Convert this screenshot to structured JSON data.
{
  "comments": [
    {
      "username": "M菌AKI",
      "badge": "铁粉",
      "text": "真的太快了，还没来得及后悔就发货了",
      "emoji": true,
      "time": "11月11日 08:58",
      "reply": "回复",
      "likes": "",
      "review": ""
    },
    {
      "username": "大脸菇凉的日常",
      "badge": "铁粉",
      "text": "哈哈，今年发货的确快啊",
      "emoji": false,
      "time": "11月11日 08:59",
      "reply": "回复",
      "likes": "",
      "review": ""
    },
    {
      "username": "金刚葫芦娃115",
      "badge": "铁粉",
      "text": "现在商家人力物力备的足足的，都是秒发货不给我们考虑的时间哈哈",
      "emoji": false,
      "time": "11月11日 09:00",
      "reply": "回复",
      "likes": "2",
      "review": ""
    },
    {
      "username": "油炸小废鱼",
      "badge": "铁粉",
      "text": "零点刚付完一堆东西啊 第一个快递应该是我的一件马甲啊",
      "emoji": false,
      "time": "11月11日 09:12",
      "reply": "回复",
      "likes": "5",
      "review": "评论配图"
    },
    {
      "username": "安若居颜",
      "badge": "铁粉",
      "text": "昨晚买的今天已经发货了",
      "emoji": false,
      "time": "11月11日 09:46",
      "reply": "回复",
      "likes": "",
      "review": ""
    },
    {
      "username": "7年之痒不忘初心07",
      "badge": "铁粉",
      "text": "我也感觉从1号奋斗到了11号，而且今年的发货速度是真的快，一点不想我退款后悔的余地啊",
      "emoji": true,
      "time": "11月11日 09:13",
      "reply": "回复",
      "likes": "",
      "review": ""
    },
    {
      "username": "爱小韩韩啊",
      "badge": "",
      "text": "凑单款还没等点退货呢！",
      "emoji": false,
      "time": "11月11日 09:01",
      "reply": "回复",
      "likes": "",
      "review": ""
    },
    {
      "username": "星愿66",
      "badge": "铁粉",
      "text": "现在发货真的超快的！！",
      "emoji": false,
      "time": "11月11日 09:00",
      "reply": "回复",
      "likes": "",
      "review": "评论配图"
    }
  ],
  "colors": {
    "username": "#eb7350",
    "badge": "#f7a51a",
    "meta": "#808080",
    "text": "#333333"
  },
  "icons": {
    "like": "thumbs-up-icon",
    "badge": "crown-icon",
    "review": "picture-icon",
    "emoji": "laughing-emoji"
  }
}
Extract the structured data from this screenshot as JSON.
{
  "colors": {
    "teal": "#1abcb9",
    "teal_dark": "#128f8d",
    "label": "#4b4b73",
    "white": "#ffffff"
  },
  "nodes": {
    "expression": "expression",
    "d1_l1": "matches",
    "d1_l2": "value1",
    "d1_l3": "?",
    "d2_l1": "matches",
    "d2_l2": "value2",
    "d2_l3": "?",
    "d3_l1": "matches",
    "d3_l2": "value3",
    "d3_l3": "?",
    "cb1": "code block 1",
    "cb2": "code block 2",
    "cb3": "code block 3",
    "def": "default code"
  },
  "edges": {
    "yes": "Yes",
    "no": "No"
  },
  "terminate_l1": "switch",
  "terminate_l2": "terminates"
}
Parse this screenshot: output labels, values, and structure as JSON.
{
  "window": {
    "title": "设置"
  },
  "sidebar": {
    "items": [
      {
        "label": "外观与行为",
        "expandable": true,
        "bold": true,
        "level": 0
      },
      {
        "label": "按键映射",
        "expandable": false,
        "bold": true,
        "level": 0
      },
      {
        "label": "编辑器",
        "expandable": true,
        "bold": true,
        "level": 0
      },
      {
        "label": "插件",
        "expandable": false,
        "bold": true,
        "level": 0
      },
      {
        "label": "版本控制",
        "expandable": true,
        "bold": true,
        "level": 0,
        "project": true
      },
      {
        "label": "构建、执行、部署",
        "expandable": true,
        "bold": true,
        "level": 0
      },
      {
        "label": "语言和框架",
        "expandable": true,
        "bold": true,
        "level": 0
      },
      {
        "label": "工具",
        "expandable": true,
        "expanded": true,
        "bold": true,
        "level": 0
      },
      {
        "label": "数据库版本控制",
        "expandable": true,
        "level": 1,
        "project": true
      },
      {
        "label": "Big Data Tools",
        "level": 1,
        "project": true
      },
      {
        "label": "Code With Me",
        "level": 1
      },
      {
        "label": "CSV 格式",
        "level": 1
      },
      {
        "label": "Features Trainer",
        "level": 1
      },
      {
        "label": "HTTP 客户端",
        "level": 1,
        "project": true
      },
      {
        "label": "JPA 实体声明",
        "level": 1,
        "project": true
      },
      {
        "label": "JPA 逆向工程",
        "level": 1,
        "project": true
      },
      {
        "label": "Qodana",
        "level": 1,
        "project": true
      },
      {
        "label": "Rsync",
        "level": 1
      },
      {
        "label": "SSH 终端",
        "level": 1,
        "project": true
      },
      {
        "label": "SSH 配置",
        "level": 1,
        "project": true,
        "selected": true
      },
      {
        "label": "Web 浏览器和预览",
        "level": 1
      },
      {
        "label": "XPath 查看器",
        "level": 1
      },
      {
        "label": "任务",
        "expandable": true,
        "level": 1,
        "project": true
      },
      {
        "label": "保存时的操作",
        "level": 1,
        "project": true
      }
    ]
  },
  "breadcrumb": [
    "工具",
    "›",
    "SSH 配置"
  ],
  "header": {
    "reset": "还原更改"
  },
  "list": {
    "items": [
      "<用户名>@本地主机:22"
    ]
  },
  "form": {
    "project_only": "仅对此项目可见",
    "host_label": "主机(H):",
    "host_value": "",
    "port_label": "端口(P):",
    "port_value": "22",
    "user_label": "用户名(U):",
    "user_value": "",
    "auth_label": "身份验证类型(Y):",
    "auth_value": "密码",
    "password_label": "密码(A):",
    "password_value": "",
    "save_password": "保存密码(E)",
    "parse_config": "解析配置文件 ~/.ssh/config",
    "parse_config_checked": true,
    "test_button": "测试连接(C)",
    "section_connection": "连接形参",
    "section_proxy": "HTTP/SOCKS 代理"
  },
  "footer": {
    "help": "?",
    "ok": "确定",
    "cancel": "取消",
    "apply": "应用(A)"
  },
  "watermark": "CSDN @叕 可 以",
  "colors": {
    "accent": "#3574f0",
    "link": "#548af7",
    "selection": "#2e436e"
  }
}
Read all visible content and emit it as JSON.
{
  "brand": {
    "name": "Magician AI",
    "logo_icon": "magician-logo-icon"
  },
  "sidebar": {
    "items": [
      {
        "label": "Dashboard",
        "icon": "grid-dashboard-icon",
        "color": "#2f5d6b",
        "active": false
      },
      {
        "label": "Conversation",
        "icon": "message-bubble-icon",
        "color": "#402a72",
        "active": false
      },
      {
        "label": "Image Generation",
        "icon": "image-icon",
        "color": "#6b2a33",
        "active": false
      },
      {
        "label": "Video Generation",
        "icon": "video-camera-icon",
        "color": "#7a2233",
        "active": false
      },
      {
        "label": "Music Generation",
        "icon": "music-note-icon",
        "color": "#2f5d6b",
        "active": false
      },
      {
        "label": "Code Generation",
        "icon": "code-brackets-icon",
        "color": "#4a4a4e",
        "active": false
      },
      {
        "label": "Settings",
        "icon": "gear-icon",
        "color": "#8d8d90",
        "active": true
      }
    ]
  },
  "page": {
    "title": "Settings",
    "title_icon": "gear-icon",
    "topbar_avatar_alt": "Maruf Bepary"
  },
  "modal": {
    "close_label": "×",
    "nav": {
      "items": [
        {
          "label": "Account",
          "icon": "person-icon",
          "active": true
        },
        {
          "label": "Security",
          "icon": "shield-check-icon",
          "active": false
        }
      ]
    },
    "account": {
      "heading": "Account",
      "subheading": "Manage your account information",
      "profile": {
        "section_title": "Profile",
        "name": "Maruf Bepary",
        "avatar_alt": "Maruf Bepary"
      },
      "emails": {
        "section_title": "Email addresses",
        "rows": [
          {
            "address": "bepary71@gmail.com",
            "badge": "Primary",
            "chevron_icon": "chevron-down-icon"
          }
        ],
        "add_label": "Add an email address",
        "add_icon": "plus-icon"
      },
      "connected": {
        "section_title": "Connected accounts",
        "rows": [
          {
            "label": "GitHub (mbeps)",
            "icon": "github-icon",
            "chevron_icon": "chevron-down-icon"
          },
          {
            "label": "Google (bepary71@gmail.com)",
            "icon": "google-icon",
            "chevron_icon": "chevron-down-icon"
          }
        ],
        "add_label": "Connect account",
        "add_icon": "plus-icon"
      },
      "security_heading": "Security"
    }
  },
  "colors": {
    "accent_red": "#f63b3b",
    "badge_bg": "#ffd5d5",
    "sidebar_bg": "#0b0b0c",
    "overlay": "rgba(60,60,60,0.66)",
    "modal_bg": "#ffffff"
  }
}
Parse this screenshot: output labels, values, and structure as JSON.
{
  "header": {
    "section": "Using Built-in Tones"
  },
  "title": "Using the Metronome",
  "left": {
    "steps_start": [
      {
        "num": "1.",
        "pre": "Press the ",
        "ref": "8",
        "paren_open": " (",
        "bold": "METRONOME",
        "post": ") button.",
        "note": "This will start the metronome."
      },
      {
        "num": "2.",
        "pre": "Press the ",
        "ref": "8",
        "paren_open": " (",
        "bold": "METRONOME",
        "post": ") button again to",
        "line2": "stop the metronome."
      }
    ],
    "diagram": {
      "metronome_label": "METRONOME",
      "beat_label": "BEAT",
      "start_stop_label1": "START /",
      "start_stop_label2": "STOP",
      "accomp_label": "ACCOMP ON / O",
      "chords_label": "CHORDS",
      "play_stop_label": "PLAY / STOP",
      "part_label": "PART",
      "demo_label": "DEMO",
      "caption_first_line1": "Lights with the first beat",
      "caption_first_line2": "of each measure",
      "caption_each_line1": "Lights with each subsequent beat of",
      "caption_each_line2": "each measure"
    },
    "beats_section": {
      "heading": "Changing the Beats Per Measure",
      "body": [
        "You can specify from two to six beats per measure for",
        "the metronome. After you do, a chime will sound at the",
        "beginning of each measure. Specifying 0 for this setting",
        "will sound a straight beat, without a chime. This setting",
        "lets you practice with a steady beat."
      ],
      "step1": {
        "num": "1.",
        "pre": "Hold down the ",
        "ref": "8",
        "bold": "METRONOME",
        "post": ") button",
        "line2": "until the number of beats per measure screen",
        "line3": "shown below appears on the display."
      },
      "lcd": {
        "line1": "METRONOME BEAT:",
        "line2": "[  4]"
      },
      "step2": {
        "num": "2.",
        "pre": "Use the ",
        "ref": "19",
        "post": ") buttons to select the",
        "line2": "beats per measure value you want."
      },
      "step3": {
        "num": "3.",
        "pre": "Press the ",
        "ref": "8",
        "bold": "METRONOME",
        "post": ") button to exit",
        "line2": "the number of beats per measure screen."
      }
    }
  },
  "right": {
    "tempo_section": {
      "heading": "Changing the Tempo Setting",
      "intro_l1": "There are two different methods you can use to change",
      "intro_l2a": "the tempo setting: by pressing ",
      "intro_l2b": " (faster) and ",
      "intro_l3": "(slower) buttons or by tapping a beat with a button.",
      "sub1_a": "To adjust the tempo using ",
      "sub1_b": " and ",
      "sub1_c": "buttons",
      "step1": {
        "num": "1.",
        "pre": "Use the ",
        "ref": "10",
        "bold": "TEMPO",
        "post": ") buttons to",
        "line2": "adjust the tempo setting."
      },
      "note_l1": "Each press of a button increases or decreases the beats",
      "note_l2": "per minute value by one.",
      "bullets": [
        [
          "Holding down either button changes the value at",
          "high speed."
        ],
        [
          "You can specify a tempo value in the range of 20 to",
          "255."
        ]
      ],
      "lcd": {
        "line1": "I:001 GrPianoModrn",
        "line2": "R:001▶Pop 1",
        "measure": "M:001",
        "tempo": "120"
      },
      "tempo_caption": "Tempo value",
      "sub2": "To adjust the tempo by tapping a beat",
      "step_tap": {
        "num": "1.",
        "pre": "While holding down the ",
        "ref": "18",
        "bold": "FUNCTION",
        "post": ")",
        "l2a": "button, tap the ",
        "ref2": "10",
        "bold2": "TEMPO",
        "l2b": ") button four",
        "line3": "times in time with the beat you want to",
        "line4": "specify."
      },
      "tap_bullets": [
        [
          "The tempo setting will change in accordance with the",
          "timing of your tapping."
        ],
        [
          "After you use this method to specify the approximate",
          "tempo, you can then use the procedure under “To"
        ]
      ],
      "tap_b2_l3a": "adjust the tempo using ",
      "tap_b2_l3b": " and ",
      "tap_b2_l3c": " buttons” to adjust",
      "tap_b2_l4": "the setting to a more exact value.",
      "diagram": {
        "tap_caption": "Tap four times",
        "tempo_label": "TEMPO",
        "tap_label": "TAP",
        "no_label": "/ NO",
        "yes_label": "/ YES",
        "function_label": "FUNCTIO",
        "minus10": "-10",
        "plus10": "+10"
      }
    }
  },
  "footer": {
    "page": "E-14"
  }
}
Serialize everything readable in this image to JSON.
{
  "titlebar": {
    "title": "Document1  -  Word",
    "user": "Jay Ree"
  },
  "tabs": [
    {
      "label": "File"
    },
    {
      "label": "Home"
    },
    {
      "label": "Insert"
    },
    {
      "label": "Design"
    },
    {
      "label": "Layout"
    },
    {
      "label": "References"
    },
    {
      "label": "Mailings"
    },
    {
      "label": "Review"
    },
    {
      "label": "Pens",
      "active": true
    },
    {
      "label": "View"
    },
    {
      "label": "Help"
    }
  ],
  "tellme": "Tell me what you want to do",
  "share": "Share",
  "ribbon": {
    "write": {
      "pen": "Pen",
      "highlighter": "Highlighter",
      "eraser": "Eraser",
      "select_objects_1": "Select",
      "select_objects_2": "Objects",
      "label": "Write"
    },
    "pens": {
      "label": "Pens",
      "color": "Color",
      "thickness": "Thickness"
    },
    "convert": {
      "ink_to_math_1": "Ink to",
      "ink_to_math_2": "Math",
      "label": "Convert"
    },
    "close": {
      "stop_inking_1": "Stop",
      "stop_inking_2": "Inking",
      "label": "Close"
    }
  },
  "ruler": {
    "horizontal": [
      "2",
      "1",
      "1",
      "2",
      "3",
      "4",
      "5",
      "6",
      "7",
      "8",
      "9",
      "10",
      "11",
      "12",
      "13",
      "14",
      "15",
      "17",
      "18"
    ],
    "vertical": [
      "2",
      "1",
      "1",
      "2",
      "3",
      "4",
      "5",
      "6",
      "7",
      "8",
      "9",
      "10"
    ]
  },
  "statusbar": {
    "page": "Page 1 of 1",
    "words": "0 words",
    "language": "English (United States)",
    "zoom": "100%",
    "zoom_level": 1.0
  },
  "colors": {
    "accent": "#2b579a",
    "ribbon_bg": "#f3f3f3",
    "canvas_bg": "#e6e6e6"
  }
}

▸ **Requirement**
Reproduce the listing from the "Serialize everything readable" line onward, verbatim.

▸ **Exercise result**
Serialize everything readable in this image to JSON.
{
  "titlebar": {
    "title": "Document1  -  Word",
    "user": "Jay Ree"
  },
  "tabs": [
    {
      "label": "File"
    },
    {
      "label": "Home"
    },
    {
      "label": "Insert"
    },
    {
      "label": "Design"
    },
    {
      "label": "Layout"
    },
    {
      "label": "References"
    },
    {
      "label": "Mailings"
    },
    {
      "label": "Review"
    },
    {
      "label": "Pens",
      "active": true
    },
    {
      "label": "View"
    },
    {
      "label": "Help"
    }
  ],
  "tellme": "Tell me what you want to do",
  "share": "Share",
  "ribbon": {
    "write": {
      "pen": "Pen",
      "highlighter": "Highlighter",
      "eraser": "Eraser",
      "select_objects_1": "Select",
      "select_objects_2": "Objects",
      "label": "Write"
    },
    "pens": {
      "label": "Pens",
      "color": "Color",
      "thickness": "Thickness"
    },
    "convert": {
      "ink_to_math_1": "Ink to",
      "ink_to_math_2": "Math",
      "label": "Convert"
    },
    "close": {
      "stop_inking_1": "Stop",
      "stop_inking_2": "Inking",
      "label": "Close"
    }
  },
  "ruler": {
    "horizontal": [
      "2",
      "1",
      "1",
      "2",
      "3",
      "4",
      "5",
      "6",
      "7",
      "8",
      "9",
      "10",
      "11",
      "12",
      "13",
      "14",
      "15",
      "17",
      "18"
    ],
    "vertical": [
      "2",
      "1",
      "1",
      "2",
      "3",
      "4",
      "5",
      "6",
      "7",
      "8",
      "9",
      "10"
    ]
  },
  "statusbar": {
    "page": "Page 1 of 1",
    "words": "0 words",
    "language": "English (United States)",
    "zoom": "100%",
    "zoom_level": 1.0
  },
  "colors": {
    "accent": "#2b579a",
    "ribbon_bg": "#f3f3f3",
    "canvas_bg": "#e6e6e6"
  }
}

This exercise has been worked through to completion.